From Heresy to Sainthood. Joan of Arc's Quest for Identity in Bernard Shaw's Saint Joan
Krzyzaniak, Dagmara, Studia Anglica Posnaniensia: international review of English Studies
Saint Joan by Shaw (1957) has been considered by many critics one of the playwright's finest literary and dramatic achievements. Other scholars point out that the play is a manifestation of the author's lack of historical insight and his inability to create an objective representation of Joan of Arc and her times. It remains astonishing, however, how many identities can this dramatic character be linked with. Dramatic characters, just like human beings in real life, not only possess identity (the self), but may also find themselves in a process of developing it. The context, defined by the group (the social) may eventually be affected by the character and the process is clearly visible in Shaw's play. Here, the phenomenon seems to well overreach the scope of the character's temporal frame. The disintegration within Joan's personality becomes the major drive of her quest. The interpretations of the aim of the pursuit may vary, but what is vital here is to see the way seemingly disparate ideas/identities (like a lunatic/a feminist/a heretic/a saint/a military genius/a virgin/an ignorant/a pioneer Protestant and others) are portrayed in one dramatic character and embodied by a teenage village girl who has become a favourite subject of artists and scholars alike for six centuries now.

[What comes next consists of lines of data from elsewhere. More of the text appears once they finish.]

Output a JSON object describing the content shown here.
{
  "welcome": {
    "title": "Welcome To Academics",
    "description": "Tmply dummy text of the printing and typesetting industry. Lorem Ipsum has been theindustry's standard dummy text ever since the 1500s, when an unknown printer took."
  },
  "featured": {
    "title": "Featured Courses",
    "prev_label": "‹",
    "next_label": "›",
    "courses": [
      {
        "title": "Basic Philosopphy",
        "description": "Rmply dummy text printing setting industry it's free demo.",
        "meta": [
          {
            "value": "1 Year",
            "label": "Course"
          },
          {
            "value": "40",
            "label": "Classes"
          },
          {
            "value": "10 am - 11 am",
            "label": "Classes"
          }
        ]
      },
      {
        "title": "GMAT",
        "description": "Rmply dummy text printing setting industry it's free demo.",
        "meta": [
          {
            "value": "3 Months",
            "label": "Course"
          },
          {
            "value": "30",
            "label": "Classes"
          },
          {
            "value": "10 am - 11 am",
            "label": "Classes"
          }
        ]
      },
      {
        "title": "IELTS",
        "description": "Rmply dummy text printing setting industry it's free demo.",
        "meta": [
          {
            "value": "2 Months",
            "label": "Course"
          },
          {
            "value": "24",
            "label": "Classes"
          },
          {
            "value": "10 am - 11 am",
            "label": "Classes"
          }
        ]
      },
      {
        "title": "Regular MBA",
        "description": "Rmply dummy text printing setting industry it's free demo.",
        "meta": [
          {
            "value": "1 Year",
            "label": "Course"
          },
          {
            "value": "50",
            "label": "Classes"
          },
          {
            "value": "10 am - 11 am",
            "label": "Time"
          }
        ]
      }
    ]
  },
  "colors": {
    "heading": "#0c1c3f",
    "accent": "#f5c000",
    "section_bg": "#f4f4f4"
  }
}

Shaw was a writer whose main preoccupation seemed to be a discussion of current social and political issues. When in 1920 the canonisation of Joan of Arc became front-page news, the playwright decided to dramatise the original reports of the heroine's trials with the aim to tell her story as it really happened. The outcome of these attempts, the 1957 play entitled Saint Joan, is thought by many critics to be one of Shaw's finest literary and dramatic achievements. Still others, however, believe that the play is a manifestation of the author's lack of historical insight and his inability to create an objective representation of the saint. The aim of this paper is to draw a picture of the main character's quest for identity that takes place within the dramatic text. Putting aside the author's evolutionary theories and the rationalism with which he inevitably endows his heroine, it is intriguing to see how many stages in her search for the self the main character goes through. It is vital to see the way an array of seemingly disparate identities can be portrayed in a dramatic character and embodied by a teenage girl who has become a favourite subject of artists and scholars alike for six centuries now.
Characters, like human beings, develop identity. Two major components of the idea are "self-concept", a system of beliefs an individual forms about her- or himself, and "social identity"--the category to which people assign themselves or to which they are assigned by others (Kopytko 2002: 93), in this case--the other characters of the dramatic work. The process of the search for identity is connected with both elements because, as O'Dair (1993) claims: "Characters ... develop ... a sense of self, within a context that is defined by the group; thus empowered, the character, like the individual, may affect the context in which he or she finds himself or herself" (O'Dair 1993: 289). Contrary to the notion of the ideological self in which, as Potter and Wetherell (1987) argue "people become fixed in position through the range of linguistic practices available to them" (Potter and Wetherell 1987: 109), the identity of the main heroine of Saint Joan is dynamically fluctuating, being constantly in a process of a quest, in order to aspire to an ideal imaginary self, that may seem impossible to be realised, even in the afterlife. To the duality of the notion of identity connected with the ideas of self-concept and the social self in the case of Shaw's play one should probably also add still another dimension, the author's own perception of the heroine, as he decided to precede the dramatic work with an extremely elaborate preface lecturing the readers of the play on what the historical as well as dramatic character is to him; that is the identity he ascribes to his heroine. …